Supplied entries:

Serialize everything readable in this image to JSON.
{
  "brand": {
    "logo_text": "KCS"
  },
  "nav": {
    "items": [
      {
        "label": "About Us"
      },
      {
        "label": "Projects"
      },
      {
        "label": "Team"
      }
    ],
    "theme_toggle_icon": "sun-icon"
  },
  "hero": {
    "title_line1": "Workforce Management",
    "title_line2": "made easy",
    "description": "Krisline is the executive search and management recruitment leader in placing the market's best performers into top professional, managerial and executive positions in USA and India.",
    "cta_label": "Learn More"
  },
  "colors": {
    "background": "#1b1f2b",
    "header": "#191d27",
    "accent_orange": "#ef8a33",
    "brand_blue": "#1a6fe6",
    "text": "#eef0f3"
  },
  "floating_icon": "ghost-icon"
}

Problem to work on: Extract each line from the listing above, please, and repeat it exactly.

Result of this task:
Serialize everything readable in this image to JSON.
{
  "brand": {
    "logo_text": "KCS"
  },
  "nav": {
    "items": [
      {
        "label": "About Us"
      },
      {
        "label": "Projects"
      },
      {
        "label": "Team"
      }
    ],
    "theme_toggle_icon": "sun-icon"
  },
  "hero": {
    "title_line1": "Workforce Management",
    "title_line2": "made easy",
    "description": "Krisline is the executive search and management recruitment leader in placing the market's best performers into top professional, managerial and executive positions in USA and India.",
    "cta_label": "Learn More"
  },
  "colors": {
    "background": "#1b1f2b",
    "header": "#191d27",
    "accent_orange": "#ef8a33",
    "brand_blue": "#1a6fe6",
    "text": "#eef0f3"
  },
  "floating_icon": "ghost-icon"
}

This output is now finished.